The Florida Department of Corrections defines the recidivism rate as a rate at which inmates return to prison or a sentence to Community Supervision for a new crime occurring within 24 months of the offender's date of release from prison. The 24 month follow-up period is based on the time from prison release to when a new crime is committed, not from prison release to re-admission to prison or supervision. Technical violators who return to prison to complete their original sentence, or those who return to prison after release to serve time for a crime committed before their release from prison, or inmates released to other states are not included in examining recidivism rates. The DC selected 24 months as their follow-up period for two reasons. First, data indicate that most recidivists re-offend within two years of release. Second, in order to use recidivism as an outcome measure for various programs and interventions that take place while the inmate is incarcerated, it is necessary to keep the follow-up period relatively short. This is because the more time that elapses after release, the more difficult it is to attribute subsequent actions (e.g., whether the offender commits another crime) to events that happened while incarcerated.
What is the Latest Recidivism Rate?
Our most recent report tracked offenders released in FY 1988-89 to FY 1993-94, and followed their progress for the next two years. For offenders released from prison during FY 1993-94, the recidivism rate is 18.0%, which is a 21.7 point drop from the recidivism rate of offenders released in FY 1988-89 (39.7%). For more on this report, visit our website at www.dc.state.fl.us/data.html or request a copy of the report by calling (850) 410-4482.
Where can I get more Information?

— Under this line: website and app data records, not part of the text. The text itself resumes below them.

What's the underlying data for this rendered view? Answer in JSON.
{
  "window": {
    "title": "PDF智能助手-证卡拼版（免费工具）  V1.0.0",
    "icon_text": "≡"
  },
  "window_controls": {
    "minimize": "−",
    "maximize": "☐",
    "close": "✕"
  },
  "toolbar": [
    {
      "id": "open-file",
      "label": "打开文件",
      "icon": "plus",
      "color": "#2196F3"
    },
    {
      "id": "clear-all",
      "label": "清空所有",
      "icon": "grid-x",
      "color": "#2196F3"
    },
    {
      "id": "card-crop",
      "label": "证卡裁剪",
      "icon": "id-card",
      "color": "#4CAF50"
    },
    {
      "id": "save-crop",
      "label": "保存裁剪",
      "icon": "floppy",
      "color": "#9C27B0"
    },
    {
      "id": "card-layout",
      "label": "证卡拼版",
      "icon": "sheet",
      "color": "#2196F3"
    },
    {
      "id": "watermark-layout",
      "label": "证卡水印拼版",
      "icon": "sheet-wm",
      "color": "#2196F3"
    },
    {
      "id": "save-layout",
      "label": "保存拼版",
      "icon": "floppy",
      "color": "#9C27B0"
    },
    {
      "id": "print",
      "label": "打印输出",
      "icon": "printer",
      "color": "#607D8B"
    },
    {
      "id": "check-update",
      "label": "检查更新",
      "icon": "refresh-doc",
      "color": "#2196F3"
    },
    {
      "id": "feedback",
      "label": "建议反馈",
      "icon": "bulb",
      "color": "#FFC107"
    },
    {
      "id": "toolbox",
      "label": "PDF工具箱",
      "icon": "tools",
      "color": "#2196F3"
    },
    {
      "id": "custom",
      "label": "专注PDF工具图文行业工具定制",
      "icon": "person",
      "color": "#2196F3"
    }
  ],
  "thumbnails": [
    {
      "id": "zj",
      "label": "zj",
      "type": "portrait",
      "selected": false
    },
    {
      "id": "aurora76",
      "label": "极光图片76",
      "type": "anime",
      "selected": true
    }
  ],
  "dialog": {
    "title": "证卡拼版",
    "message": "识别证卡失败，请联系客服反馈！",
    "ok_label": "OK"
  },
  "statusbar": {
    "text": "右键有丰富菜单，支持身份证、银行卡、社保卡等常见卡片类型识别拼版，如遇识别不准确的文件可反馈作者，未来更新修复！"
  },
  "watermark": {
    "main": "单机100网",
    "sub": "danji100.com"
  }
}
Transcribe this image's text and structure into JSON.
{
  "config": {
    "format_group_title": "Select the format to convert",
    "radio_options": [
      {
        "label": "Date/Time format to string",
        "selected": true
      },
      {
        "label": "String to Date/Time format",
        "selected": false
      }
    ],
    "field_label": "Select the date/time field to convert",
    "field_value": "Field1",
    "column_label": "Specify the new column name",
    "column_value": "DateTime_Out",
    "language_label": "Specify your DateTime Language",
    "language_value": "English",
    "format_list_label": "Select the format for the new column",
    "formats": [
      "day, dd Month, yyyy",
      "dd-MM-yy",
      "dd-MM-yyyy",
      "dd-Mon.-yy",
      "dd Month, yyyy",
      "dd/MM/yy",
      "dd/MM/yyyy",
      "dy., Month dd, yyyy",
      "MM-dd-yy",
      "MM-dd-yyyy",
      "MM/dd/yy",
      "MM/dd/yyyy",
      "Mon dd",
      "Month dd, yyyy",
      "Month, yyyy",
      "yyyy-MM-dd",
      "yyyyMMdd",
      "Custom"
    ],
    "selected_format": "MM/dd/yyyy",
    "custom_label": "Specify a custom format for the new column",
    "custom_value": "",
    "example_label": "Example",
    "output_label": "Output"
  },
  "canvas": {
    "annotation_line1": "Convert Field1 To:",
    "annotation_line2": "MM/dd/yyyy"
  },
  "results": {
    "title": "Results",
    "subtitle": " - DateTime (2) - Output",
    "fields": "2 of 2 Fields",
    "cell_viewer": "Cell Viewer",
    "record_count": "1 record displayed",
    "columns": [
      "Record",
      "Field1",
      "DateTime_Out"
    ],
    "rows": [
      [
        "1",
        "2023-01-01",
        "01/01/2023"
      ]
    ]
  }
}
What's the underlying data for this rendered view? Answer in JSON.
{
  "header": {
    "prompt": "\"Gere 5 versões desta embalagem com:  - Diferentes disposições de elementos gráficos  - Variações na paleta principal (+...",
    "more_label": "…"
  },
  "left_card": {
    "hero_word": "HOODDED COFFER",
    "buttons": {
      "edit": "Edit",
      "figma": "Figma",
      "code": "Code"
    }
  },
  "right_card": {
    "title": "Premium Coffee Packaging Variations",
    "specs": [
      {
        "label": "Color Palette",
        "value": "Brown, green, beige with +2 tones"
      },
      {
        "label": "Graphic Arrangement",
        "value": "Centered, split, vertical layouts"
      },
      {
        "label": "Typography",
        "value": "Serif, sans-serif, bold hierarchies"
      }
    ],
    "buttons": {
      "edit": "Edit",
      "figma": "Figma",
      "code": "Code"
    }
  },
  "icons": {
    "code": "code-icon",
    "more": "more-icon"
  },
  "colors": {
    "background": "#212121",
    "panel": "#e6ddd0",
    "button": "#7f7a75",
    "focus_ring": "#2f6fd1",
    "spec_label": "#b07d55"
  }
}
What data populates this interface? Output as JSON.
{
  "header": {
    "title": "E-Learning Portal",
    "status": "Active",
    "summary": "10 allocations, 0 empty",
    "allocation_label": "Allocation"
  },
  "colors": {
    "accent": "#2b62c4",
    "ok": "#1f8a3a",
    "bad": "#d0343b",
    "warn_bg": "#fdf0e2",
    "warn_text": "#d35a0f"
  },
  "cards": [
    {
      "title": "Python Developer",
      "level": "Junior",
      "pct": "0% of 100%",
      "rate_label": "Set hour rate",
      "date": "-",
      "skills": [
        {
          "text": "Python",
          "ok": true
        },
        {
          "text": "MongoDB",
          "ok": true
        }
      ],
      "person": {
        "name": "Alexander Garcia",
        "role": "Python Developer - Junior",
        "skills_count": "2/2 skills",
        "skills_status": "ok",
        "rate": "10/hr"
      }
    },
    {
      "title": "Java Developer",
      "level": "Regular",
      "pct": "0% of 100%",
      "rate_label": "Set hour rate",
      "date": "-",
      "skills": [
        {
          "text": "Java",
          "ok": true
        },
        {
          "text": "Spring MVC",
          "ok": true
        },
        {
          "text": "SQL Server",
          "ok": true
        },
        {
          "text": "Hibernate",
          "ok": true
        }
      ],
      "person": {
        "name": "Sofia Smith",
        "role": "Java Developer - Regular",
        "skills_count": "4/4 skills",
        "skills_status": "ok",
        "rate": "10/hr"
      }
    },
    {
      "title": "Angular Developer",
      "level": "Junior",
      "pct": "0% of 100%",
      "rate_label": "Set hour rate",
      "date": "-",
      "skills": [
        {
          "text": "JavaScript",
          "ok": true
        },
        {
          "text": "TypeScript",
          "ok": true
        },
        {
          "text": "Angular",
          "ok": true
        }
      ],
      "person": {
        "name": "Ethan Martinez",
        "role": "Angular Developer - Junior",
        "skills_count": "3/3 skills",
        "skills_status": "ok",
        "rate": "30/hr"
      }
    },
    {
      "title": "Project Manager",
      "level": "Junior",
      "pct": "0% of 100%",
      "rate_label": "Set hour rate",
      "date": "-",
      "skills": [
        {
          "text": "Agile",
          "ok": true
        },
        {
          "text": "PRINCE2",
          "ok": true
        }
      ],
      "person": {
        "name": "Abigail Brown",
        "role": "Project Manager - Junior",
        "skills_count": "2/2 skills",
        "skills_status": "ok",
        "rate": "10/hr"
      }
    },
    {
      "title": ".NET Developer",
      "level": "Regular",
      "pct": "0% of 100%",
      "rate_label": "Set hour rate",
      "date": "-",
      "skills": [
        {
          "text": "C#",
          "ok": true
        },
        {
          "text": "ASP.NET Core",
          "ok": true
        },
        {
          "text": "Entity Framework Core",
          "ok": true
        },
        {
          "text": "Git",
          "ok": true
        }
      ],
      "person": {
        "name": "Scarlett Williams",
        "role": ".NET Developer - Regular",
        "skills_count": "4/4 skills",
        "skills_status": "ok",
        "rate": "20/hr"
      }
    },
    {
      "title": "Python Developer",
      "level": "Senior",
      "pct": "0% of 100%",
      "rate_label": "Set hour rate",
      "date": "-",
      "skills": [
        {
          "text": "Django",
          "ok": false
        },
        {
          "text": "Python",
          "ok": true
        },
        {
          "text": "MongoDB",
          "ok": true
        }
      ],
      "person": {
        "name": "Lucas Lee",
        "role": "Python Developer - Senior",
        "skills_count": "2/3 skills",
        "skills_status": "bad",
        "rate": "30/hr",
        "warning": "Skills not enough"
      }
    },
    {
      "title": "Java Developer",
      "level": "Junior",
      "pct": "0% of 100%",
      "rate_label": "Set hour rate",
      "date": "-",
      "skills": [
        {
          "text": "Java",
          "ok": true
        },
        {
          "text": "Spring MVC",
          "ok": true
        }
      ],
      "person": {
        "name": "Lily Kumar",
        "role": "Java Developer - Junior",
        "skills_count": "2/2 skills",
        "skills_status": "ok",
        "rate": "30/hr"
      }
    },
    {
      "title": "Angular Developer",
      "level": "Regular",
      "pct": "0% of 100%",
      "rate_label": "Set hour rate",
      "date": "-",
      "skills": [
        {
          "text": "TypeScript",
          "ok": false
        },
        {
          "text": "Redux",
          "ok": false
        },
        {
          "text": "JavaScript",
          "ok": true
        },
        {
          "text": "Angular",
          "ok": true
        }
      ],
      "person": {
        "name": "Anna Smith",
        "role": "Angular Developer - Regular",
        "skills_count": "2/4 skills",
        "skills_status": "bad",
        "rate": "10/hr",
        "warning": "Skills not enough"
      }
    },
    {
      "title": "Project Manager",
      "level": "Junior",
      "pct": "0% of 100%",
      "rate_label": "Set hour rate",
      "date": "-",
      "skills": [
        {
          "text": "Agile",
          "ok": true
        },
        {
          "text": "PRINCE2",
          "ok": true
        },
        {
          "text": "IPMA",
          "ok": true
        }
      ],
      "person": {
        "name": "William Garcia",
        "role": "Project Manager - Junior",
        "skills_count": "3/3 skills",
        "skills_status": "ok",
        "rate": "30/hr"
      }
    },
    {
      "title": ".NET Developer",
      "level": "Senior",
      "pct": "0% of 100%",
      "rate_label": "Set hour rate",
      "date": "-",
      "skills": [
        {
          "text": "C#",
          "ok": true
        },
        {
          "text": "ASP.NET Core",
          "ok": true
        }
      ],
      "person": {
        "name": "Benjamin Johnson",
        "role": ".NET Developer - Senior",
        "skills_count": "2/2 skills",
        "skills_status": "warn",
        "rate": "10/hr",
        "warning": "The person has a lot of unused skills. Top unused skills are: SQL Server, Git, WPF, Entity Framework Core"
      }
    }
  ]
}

Statistical information from previous annual reports is available upon request from the Bureau of Research and Data Analysis, 2601 Blair Stone Road, Tallahassee, FL 32399-2500. Or call (850) 488-1801 or SunCom 278-1801, Fax (850) 922-2685. You may also call to obtain updated information or to request specific information or data concerning your particular area of interest.
Are You on the Web?
Our website also has previous annual reports available, along with other documents and reports that may be of interest. Visit us at www.dc.state.fl.us/data.html.
How the Statistical Pages that Follow are Organized
In the pages that follow, statistical information is provided on offenders in the custody of, or supervised by, the Florida Department of Corrections. This information is organized in two main sections: Inmates in Prison and Offenders Under Community Supervision. Each section is then divided into three distinct populations: Admissions (those who entered the Florida prison system from July 1, 1996 through June 30, 1997), Inmate or Offender Population (those inmates in the Florida prison system or those on Community Supervision on June 30, 1997) and Releases (those released from the Florida prison system or Community Supervision from July 1, 1996 through June 30, 1997). The Inmate Population section also includes a section on death row inmates and escapes. These statistics reflect demographic characteristics, as well as aspects of the offenders' criminal histories.
Violent Offense Definition
The Florida Department of Corrections has developed the following definition of violent crime to guide the way in which it categorizes crimes as violent and non-violent in the following statistical pages.
A crime is defined as violent if it involves actual physical harm or the threat of physical harm to a person, or the crime has a reasonable probability of causing unintended physical harm or physical threat of harm to a person.
Crimes are defined as violent from the statutory reference only. Therefore, a judgement has to be made based on this sometimes limited information whether the crime fits the DC definition. For example, if the crime is "shooting into a vehicle," it is not known if actual or the threat of physical harm occurred. But in this case we assume there is a reasonable probability that violence could have resulted. On the other hand, "burglary of a dwelling" is not defined as violent under this definition because, while actual or the threat of physical harm could have occurred, it is assumed there is not a reasonable probability that it occurred.
For information on Recidivism, Sentencing Guidelines, Escapes, Releases, Surveys about Corrections, and this and other Annual Reports, visit our website at http://www.dc.state.fl.us/data.html